Sad as it may seem, I will hang onto plants, generally houseplants, willing them back to life, long after they’ve gone off to the big compost heap in the sky. They sit in the corners of the house, quite obviously on their way out but I’ll still tend them until the very last vestiges of life have long since gone and then, most reluctantly I’ll take them to the tip for a rather emotional ‘goodbye’.
Why am I going on about dead plants? Well it’s so that when I now tell you that I am slowly decapitating a great oak, that you take into consideration the fact that I do try and preserve plant life wherever possible, but the great oak is such a troublesome creature that it just has to go, bit by bit.
Look at the picture.

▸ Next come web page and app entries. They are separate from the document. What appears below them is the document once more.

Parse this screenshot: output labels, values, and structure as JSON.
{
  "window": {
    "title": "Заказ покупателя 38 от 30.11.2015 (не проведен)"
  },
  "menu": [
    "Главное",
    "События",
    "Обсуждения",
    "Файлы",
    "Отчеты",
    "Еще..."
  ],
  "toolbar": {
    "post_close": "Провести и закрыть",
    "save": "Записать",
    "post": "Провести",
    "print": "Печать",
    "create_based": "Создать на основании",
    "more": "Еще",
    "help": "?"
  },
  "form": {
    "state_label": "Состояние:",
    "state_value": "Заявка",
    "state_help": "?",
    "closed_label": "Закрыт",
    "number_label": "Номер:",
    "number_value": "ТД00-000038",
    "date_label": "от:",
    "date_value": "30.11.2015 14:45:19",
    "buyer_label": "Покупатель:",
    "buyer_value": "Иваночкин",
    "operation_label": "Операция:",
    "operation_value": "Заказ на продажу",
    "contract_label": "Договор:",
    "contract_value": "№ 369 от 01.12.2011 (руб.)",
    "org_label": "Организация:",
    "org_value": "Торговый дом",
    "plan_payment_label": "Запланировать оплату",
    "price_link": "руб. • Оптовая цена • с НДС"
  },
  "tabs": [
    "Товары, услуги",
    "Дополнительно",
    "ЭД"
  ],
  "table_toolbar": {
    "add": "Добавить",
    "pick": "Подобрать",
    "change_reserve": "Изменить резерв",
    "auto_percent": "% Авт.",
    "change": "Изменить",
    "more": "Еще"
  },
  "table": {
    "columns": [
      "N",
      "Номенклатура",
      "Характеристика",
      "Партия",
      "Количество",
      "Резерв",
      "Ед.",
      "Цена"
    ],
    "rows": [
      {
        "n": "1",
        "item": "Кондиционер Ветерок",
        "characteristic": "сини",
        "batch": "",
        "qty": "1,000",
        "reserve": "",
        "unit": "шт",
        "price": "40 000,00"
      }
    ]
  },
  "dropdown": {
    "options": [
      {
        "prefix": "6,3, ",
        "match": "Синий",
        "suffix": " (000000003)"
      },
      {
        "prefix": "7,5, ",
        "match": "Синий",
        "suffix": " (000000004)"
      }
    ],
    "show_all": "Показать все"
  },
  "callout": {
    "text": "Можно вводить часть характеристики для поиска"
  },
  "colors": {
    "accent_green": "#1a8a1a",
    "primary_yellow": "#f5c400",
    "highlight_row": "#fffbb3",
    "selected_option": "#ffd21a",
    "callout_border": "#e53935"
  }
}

This thing is enormous. I reckon that it’s about 60ft tall and has, at a conservative estimate, some quarter of a million leaves on its branches, half of which seem to end up covering everything in sight and then rot, and the other half end up at the bottom of my pool ….. and then they rot. It’s not a pretty sight.
So two years ago when we moved into our new house, which is about ten yards from the great oak at most, I decided that the beast had to be tamed. I got my extending ladders out. I got my chain saw readied and then my old French neighbour came down to the fence and asked me what I was doing. ‘Taking bits off the tree’, was my reply. ‘Ah but eeet is my tree monsieur’, he said. ‘No it’s not’. ‘Yes it is’. ‘No it’s not’. Etc etc – you get the picture. Anyway, I went off to get my plans to prove to him it was my tree but by the time I’d got back he’d gone off and as Frenchies are never one to back off of an argument when it concerns land, fences or trees, I assumed that he’d been trying it on for some reason or another.
Anyway, I took down a couple of the easier branches and left it before I fell off of the ladders which generally were perched on the branch I was cutting down – yes you’ve all seen it in cartoons! I did this for the first two winters and then last summer, old Frenchie came down to the fence again and in amongst other questions, asked me when I was taking more branches off the tree. It transpires that the tree is so tall that it obscures his views over the valley and so he was keen for me to risk life and limb (pun intended) to remove the bigger branches, some of which are so big that they could be trees in their own right.
So last weekend, now most of the leaves have left their branches and are settled nicely at the bottom of the pool, Guy and I got all the gear out to remove a few more branches whilst Frenchie was in his Paris retreat. We’ve removed all the easy bits but now we’re at the larger branches which hang over a series of electricity boxes, so we now need to proceed with a greater degree of care.
We’ve refined the process over the years. I climb the ladder whilst Guy tries to start the chainsaw. He doesn’t manage it so I go back down the ladders and start it. I climb the ladders and Guy pulls on the rope which hoists the chainsaw up to my level but invariably, as soon as I grab it, the motor cuts out so we have to go through the whole process again. Generally, I am completely knackered before I’ve even started cutting!
The first two branches were so big we had to tie the half-fallen boughs to the car’s tow bar and pull them off, but the third branch was in a totally different direction and we had to cut it virtually all the way through and then run as it crashed to the ground.
After we’d cut the fallen branches into logs and cleared up, Guy and I found ourselves looking up at the tree and saying the same thing, ‘after all we’ve cut off, there’s no difference’! And indeed, it is true. I have run my wood burner on this tree now for the third winter and the tree hardly looks touched. Next year I’ll sort it out.